- _Your assignment_
Set down each line of the material that follows exactly, and leave its pictures out.

##############################

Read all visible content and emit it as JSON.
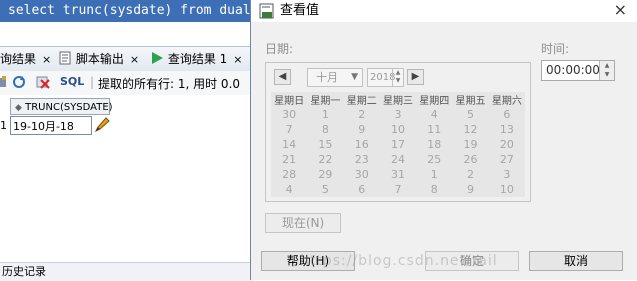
{
  "editor": {
    "sql": "select trunc(sysdate) from dual"
  },
  "tabs": [
    {
      "label": "询结果",
      "close": "×"
    },
    {
      "label": "脚本输出",
      "close": "×"
    },
    {
      "label": "查询结果 1",
      "close": "×"
    }
  ],
  "toolbar": {
    "sql_label": "SQL",
    "status": "提取的所有行: 1, 用时 0.0"
  },
  "grid": {
    "column_header": "TRUNC(SYSDATE)",
    "row_number": "1",
    "cell_value": "19-10月-18"
  },
  "history": {
    "label": "历史记录"
  },
  "dialog": {
    "title": "查看值",
    "close": "×",
    "date_label": "日期:",
    "time_label": "时间:",
    "month": "十月",
    "year": "2018",
    "time_value": "00:00:00",
    "weekdays": [
      "星期日",
      "星期一",
      "星期二",
      "星期三",
      "星期四",
      "星期五",
      "星期六"
    ],
    "weeks": [
      [
        "30",
        "1",
        "2",
        "3",
        "4",
        "5",
        "6"
      ],
      [
        "7",
        "8",
        "9",
        "10",
        "11",
        "12",
        "13"
      ],
      [
        "14",
        "15",
        "16",
        "17",
        "18",
        "19",
        "20"
      ],
      [
        "21",
        "22",
        "23",
        "24",
        "25",
        "26",
        "27"
      ],
      [
        "28",
        "29",
        "30",
        "31",
        "1",
        "2",
        "3"
      ],
      [
        "4",
        "5",
        "6",
        "7",
        "8",
        "9",
        "10"
      ]
    ],
    "now_button": "现在(N)",
    "help_button": "帮助(H)",
    "ok_button": "确定",
    "cancel_button": "取消"
  },
  "watermark": "https://blog.csdn.net/tail",
  "colors": {
    "sql_highlight": "#3d6fb6",
    "dialog_bg": "#f0f0f0",
    "disabled_text": "#a6a6a6"
  }
}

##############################

- _Exercise response_
Read all visible content and emit it as JSON.
{
  "editor": {
    "sql": "select trunc(sysdate) from dual"
  },
  "tabs": [
    {
      "label": "询结果",
      "close": "×"
    },
    {
      "label": "脚本输出",
      "close": "×"
    },
    {
      "label": "查询结果 1",
      "close": "×"
    }
  ],
  "toolbar": {
    "sql_label": "SQL",
    "status": "提取的所有行: 1, 用时 0.0"
  },
  "grid": {
    "column_header": "TRUNC(SYSDATE)",
    "row_number": "1",
    "cell_value": "19-10月-18"
  },
  "history": {
    "label": "历史记录"
  },
  "dialog": {
    "title": "查看值",
    "close": "×",
    "date_label": "日期:",
    "time_label": "时间:",
    "month": "十月",
    "year": "2018",
    "time_value": "00:00:00",
    "weekdays": [
      "星期日",
      "星期一",
      "星期二",
      "星期三",
      "星期四",
      "星期五",
      "星期六"
    ],
    "weeks": [
      [
        "30",
        "1",
        "2",
        "3",
        "4",
        "5",
        "6"
      ],
      [
        "7",
        "8",
        "9",
        "10",
        "11",
        "12",
        "13"
      ],
      [
        "14",
        "15",
        "16",
        "17",
        "18",
        "19",
        "20"
      ],
      [
        "21",
        "22",
        "23",
        "24",
        "25",
        "26",
        "27"
      ],
      [
        "28",
        "29",
        "30",
        "31",
        "1",
        "2",
        "3"
      ],
      [
        "4",
        "5",
        "6",
        "7",
        "8",
        "9",
        "10"
      ]
    ],
    "now_button": "现在(N)",
    "help_button": "帮助(H)",
    "ok_button": "确定",
    "cancel_button": "取消"
  },
  "watermark": "https://blog.csdn.net/tail",
  "colors": {
    "sql_highlight": "#3d6fb6",
    "dialog_bg": "#f0f0f0",
    "disabled_text": "#a6a6a6"
  }
}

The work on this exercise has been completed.